(Dataset entries)

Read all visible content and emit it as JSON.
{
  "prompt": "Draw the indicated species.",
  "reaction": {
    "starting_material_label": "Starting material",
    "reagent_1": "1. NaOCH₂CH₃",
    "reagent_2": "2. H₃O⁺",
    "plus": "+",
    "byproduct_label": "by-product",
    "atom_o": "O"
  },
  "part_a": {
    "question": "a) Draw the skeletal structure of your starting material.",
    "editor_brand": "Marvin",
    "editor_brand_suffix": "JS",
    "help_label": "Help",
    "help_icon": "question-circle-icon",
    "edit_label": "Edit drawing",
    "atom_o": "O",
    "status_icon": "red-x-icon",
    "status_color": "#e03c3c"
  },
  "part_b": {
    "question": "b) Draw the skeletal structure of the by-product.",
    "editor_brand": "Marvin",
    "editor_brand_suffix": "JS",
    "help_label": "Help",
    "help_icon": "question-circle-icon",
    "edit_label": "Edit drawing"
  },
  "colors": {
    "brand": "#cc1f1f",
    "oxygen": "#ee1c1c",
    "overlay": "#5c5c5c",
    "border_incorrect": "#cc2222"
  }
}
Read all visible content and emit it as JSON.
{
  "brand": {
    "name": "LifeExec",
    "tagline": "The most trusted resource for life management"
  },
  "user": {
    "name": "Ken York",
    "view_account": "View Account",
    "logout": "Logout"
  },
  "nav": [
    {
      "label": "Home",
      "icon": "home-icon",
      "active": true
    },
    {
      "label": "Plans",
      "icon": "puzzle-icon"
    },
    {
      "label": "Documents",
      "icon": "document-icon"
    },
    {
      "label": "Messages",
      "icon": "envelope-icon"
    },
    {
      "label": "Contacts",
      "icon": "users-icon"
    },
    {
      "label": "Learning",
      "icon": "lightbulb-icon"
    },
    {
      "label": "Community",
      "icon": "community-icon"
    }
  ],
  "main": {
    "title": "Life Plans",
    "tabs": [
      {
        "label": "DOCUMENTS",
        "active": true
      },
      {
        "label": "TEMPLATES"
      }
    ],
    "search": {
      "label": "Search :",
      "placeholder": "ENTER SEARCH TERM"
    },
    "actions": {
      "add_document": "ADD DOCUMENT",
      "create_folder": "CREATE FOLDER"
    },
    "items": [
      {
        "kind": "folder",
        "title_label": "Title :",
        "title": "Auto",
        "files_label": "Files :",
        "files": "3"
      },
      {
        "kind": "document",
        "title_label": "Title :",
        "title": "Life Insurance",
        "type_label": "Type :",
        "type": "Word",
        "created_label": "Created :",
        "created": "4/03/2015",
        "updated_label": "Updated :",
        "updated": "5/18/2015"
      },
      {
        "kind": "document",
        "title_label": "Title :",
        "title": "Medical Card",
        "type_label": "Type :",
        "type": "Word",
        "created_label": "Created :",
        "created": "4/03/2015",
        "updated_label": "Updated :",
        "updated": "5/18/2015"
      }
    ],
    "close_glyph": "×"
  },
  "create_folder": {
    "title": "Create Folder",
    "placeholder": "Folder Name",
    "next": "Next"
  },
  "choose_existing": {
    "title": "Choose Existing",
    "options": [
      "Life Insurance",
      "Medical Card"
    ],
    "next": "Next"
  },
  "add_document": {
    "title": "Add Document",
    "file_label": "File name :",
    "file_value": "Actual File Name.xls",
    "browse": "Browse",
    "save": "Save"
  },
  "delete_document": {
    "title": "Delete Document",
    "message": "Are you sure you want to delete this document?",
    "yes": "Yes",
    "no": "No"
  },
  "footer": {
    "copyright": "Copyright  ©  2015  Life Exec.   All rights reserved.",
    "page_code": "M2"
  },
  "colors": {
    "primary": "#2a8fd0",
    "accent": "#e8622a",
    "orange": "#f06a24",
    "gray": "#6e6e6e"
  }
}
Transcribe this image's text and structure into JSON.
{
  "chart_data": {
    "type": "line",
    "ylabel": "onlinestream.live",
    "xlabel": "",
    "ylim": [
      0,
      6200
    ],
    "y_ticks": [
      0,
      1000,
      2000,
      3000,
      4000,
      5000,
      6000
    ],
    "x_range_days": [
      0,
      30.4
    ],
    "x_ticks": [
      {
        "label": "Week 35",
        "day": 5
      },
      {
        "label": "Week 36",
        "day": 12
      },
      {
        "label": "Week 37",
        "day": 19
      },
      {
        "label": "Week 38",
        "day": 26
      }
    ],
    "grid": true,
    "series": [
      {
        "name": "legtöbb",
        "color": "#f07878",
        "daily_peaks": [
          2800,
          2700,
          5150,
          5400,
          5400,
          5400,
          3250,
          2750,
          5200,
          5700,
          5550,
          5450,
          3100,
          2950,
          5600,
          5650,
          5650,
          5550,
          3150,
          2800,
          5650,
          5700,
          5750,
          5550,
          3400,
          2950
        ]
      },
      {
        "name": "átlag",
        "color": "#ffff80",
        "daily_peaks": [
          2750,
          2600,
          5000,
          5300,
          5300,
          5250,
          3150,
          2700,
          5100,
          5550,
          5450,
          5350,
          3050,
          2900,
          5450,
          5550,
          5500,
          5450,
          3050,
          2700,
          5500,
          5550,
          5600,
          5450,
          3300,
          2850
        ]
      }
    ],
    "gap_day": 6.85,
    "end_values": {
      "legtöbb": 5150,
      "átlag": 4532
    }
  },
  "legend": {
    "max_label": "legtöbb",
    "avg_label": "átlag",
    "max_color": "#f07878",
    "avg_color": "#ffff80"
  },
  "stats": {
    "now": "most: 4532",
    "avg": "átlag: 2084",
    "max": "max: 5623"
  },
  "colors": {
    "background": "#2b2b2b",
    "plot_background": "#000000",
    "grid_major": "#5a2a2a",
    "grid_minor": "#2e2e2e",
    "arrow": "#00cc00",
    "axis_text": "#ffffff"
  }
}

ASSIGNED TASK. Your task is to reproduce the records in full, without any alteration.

ANSWER TO THIS EXERCISE.
Read all visible content and emit it as JSON.
{
  "prompt": "Draw the indicated species.",
  "reaction": {
    "starting_material_label": "Starting material",
    "reagent_1": "1. NaOCH₂CH₃",
    "reagent_2": "2. H₃O⁺",
    "plus": "+",
    "byproduct_label": "by-product",
    "atom_o": "O"
  },
  "part_a": {
    "question": "a) Draw the skeletal structure of your starting material.",
    "editor_brand": "Marvin",
    "editor_brand_suffix": "JS",
    "help_label": "Help",
    "help_icon": "question-circle-icon",
    "edit_label": "Edit drawing",
    "atom_o": "O",
    "status_icon": "red-x-icon",
    "status_color": "#e03c3c"
  },
  "part_b": {
    "question": "b) Draw the skeletal structure of the by-product.",
    "editor_brand": "Marvin",
    "editor_brand_suffix": "JS",
    "help_label": "Help",
    "help_icon": "question-circle-icon",
    "edit_label": "Edit drawing"
  },
  "colors": {
    "brand": "#cc1f1f",
    "oxygen": "#ee1c1c",
    "overlay": "#5c5c5c",
    "border_incorrect": "#cc2222"
  }
}
Read all visible content and emit it as JSON.
{
  "brand": {
    "name": "LifeExec",
    "tagline": "The most trusted resource for life management"
  },
  "user": {
    "name": "Ken York",
    "view_account": "View Account",
    "logout": "Logout"
  },
  "nav": [
    {
      "label": "Home",
      "icon": "home-icon",
      "active": true
    },
    {
      "label": "Plans",
      "icon": "puzzle-icon"
    },
    {
      "label": "Documents",
      "icon": "document-icon"
    },
    {
      "label": "Messages",
      "icon": "envelope-icon"
    },
    {
      "label": "Contacts",
      "icon": "users-icon"
    },
    {
      "label": "Learning",
      "icon": "lightbulb-icon"
    },
    {
      "label": "Community",
      "icon": "community-icon"
    }
  ],
  "main": {
    "title": "Life Plans",
    "tabs": [
      {
        "label": "DOCUMENTS",
        "active": true
      },
      {
        "label": "TEMPLATES"
      }
    ],
    "search": {
      "label": "Search :",
      "placeholder": "ENTER SEARCH TERM"
    },
    "actions": {
      "add_document": "ADD DOCUMENT",
      "create_folder": "CREATE FOLDER"
    },
    "items": [
      {
        "kind": "folder",
        "title_label": "Title :",
        "title": "Auto",
        "files_label": "Files :",
        "files": "3"
      },
      {
        "kind": "document",
        "title_label": "Title :",
        "title": "Life Insurance",
        "type_label": "Type :",
        "type": "Word",
        "created_label": "Created :",
        "created": "4/03/2015",
        "updated_label": "Updated :",
        "updated": "5/18/2015"
      },
      {
        "kind": "document",
        "title_label": "Title :",
        "title": "Medical Card",
        "type_label": "Type :",
        "type": "Word",
        "created_label": "Created :",
        "created": "4/03/2015",
        "updated_label": "Updated :",
        "updated": "5/18/2015"
      }
    ],
    "close_glyph": "×"
  },
  "create_folder": {
    "title": "Create Folder",
    "placeholder": "Folder Name",
    "next": "Next"
  },
  "choose_existing": {
    "title": "Choose Existing",
    "options": [
      "Life Insurance",
      "Medical Card"
    ],
    "next": "Next"
  },
  "add_document": {
    "title": "Add Document",
    "file_label": "File name :",
    "file_value": "Actual File Name.xls",
    "browse": "Browse",
    "save": "Save"
  },
  "delete_document": {
    "title": "Delete Document",
    "message": "Are you sure you want to delete this document?",
    "yes": "Yes",
    "no": "No"
  },
  "footer": {
    "copyright": "Copyright  ©  2015  Life Exec.   All rights reserved.",
    "page_code": "M2"
  },
  "colors": {
    "primary": "#2a8fd0",
    "accent": "#e8622a",
    "orange": "#f06a24",
    "gray": "#6e6e6e"
  }
}
Transcribe this image's text and structure into JSON.
{
  "chart_data": {
    "type": "line",
    "ylabel": "onlinestream.live",
    "xlabel": "",
    "ylim": [
      0,
      6200
    ],
    "y_ticks": [
      0,
      1000,
      2000,
      3000,
      4000,
      5000,
      6000
    ],
    "x_range_days": [
      0,
      30.4
    ],
    "x_ticks": [
      {
        "label": "Week 35",
        "day": 5
      },
      {
        "label": "Week 36",
        "day": 12
      },
      {
        "label": "Week 37",
        "day": 19
      },
      {
        "label": "Week 38",
        "day": 26
      }
    ],
    "grid": true,
    "series": [
      {
        "name": "legtöbb",
        "color": "#f07878",
        "daily_peaks": [
          2800,
          2700,
          5150,
          5400,
          5400,
          5400,
          3250,
          2750,
          5200,
          5700,
          5550,
          5450,
          3100,
          2950,
          5600,
          5650,
          5650,
          5550,
          3150,
          2800,
          5650,
          5700,
          5750,
          5550,
          3400,
          2950
        ]
      },
      {
        "name": "átlag",
        "color": "#ffff80",
        "daily_peaks": [
          2750,
          2600,
          5000,
          5300,
          5300,
          5250,
          3150,
          2700,
          5100,
          5550,
          5450,
          5350,
          3050,
          2900,
          5450,
          5550,
          5500,
          5450,
          3050,
          2700,
          5500,
          5550,
          5600,
          5450,
          3300,
          2850
        ]
      }
    ],
    "gap_day": 6.85,
    "end_values": {
      "legtöbb": 5150,
      "átlag": 4532
    }
  },
  "legend": {
    "max_label": "legtöbb",
    "avg_label": "átlag",
    "max_color": "#f07878",
    "avg_color": "#ffff80"
  },
  "stats": {
    "now": "most: 4532",
    "avg": "átlag: 2084",
    "max": "max: 5623"
  },
  "colors": {
    "background": "#2b2b2b",
    "plot_background": "#000000",
    "grid_major": "#5a2a2a",
    "grid_minor": "#2e2e2e",
    "arrow": "#00cc00",
    "axis_text": "#ffffff"
  }
}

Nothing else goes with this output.